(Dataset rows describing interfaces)
○ ○ ○ ○ ○ ○ ○
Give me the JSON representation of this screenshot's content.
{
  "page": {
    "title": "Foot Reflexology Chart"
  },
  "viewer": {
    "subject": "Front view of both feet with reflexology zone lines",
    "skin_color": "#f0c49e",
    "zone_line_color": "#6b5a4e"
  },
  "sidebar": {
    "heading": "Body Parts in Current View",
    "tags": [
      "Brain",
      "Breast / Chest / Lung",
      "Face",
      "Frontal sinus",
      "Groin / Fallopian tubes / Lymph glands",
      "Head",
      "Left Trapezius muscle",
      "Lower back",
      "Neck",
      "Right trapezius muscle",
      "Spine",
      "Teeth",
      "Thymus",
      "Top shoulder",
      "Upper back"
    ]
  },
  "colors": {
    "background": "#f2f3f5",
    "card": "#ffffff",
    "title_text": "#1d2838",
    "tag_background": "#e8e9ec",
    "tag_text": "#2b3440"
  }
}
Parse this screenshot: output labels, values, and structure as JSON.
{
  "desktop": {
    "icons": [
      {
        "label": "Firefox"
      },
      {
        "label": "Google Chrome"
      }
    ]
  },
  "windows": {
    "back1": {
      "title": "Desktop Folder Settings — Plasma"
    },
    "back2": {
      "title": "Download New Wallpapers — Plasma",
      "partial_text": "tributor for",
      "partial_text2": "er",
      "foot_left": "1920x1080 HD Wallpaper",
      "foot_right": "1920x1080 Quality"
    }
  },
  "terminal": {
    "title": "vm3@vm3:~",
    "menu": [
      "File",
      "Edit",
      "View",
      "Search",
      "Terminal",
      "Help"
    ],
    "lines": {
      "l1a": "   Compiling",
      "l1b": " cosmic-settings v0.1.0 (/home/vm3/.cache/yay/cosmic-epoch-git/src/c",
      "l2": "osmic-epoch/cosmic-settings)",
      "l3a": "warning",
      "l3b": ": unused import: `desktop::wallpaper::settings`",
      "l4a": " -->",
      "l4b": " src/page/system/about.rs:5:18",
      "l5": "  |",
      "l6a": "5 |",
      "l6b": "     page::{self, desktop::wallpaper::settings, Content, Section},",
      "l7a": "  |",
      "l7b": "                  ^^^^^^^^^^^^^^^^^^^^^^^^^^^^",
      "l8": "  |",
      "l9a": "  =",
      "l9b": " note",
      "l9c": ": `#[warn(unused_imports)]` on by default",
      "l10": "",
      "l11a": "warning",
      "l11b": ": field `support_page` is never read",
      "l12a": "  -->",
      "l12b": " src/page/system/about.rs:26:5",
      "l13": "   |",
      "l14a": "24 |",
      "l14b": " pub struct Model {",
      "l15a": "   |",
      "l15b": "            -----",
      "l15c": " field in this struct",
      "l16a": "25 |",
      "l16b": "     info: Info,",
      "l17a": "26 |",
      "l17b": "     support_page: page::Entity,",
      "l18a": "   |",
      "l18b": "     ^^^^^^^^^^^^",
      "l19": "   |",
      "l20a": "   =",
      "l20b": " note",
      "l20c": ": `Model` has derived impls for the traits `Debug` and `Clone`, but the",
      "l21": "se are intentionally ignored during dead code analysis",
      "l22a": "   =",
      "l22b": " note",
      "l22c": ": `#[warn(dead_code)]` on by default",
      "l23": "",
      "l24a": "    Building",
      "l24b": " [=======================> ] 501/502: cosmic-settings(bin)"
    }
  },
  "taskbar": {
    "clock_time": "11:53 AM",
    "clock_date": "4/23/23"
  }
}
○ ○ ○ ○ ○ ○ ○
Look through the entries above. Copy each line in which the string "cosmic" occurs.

      "l1b": " cosmic-settings v0.1.0 (/home/vm3/.cache/yay/cosmic-epoch-git/src/c",
      "l2": "osmic-epoch/cosmic-settings)",
      "l24b": " [=======================> ] 501/502: cosmic-settings(bin)"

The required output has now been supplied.